TASK.
Lines holding the string "replies" are the ones to copy from this listing.

*** RECORD EXCERPTS ***

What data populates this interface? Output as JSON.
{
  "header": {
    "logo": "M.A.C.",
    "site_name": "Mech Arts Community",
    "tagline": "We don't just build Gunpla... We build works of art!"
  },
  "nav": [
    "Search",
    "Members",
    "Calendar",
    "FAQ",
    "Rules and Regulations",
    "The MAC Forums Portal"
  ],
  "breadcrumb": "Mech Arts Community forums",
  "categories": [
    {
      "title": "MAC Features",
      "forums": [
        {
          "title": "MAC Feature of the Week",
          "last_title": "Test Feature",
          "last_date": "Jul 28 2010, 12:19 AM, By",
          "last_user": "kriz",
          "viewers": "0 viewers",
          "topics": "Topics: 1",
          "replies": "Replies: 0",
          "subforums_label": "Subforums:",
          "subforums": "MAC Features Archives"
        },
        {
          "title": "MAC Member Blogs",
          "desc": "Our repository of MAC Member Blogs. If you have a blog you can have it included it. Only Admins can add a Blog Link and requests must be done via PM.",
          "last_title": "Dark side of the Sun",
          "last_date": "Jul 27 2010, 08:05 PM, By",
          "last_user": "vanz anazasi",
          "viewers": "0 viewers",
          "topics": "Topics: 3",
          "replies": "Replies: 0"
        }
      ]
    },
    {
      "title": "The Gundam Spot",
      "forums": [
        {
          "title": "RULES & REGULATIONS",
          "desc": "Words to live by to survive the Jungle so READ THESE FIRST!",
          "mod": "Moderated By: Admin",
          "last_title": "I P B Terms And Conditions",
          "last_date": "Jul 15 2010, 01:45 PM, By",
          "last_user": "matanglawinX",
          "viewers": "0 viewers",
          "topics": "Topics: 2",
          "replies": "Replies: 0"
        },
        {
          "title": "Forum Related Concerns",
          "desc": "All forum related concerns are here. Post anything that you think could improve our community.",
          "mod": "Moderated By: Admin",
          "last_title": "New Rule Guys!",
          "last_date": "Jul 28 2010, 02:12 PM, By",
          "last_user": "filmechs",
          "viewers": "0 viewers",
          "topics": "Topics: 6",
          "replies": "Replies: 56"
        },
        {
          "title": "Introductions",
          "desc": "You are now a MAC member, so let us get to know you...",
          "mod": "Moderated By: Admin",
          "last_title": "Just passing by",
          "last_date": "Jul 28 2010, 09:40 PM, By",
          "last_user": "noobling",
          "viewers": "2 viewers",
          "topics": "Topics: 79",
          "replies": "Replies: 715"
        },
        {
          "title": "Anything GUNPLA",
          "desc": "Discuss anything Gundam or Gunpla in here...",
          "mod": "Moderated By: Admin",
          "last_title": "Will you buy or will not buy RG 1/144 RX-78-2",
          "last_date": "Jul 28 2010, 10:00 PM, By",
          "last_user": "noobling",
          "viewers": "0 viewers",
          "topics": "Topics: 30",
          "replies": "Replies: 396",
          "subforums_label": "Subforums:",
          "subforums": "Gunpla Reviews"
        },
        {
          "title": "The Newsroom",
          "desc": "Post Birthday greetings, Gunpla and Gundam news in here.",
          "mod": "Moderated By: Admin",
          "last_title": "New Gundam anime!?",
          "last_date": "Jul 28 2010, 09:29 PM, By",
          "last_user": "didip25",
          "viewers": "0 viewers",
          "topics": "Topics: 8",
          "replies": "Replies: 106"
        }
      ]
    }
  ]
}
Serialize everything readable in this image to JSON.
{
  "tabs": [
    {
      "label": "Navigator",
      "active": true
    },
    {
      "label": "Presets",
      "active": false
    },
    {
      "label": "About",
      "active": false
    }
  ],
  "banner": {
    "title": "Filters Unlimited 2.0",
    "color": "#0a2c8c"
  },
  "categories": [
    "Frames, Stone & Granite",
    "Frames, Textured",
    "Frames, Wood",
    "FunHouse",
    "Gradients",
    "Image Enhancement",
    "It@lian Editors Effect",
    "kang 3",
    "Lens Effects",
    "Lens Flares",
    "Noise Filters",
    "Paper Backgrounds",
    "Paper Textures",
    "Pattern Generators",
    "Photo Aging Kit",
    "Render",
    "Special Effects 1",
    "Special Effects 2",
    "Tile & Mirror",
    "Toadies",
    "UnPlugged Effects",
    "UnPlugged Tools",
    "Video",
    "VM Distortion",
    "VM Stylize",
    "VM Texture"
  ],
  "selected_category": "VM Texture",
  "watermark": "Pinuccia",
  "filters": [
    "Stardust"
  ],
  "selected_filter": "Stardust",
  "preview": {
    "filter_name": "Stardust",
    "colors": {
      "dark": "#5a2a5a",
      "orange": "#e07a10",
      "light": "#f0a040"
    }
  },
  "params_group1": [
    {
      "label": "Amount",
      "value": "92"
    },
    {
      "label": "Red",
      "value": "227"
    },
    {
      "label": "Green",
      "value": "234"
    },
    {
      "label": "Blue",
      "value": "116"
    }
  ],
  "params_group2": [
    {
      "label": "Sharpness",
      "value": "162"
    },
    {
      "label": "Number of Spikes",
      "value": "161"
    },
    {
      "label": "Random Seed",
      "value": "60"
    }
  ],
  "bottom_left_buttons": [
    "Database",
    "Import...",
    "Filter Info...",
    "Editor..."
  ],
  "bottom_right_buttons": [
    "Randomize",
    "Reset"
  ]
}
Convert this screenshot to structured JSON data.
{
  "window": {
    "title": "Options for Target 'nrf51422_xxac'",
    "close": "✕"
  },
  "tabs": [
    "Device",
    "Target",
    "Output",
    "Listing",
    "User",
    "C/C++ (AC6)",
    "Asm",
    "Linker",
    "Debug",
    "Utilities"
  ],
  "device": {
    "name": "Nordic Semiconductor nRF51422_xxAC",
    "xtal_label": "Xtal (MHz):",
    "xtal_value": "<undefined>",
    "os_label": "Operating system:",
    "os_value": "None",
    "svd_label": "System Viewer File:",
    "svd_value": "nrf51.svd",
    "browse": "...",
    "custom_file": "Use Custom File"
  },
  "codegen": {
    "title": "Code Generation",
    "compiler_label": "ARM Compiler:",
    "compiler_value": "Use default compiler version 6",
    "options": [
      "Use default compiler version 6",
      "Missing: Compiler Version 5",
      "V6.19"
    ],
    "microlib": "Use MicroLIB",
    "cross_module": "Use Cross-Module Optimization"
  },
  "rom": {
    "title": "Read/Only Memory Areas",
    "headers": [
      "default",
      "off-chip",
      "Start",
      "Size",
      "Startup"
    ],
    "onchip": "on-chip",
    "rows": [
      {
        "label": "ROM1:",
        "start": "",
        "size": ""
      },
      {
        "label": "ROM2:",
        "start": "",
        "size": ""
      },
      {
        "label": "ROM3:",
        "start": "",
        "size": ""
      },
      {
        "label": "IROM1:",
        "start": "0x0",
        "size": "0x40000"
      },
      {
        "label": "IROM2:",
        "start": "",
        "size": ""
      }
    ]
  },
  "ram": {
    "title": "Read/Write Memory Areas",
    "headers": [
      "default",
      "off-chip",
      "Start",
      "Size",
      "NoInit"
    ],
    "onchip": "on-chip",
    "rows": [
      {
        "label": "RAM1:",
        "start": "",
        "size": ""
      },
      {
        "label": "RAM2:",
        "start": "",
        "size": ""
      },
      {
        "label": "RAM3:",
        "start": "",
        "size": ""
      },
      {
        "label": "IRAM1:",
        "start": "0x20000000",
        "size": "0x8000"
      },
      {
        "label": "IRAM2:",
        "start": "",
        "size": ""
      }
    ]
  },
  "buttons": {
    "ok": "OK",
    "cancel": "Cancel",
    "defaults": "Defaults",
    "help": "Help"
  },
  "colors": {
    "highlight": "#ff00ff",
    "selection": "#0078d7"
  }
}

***

RESULT FOR THIS TASK.
          "replies": "Replies: 0",
          "replies": "Replies: 0"
          "replies": "Replies: 0"
          "replies": "Replies: 56"
          "replies": "Replies: 715"
          "replies": "Replies: 396",
          "replies": "Replies: 106"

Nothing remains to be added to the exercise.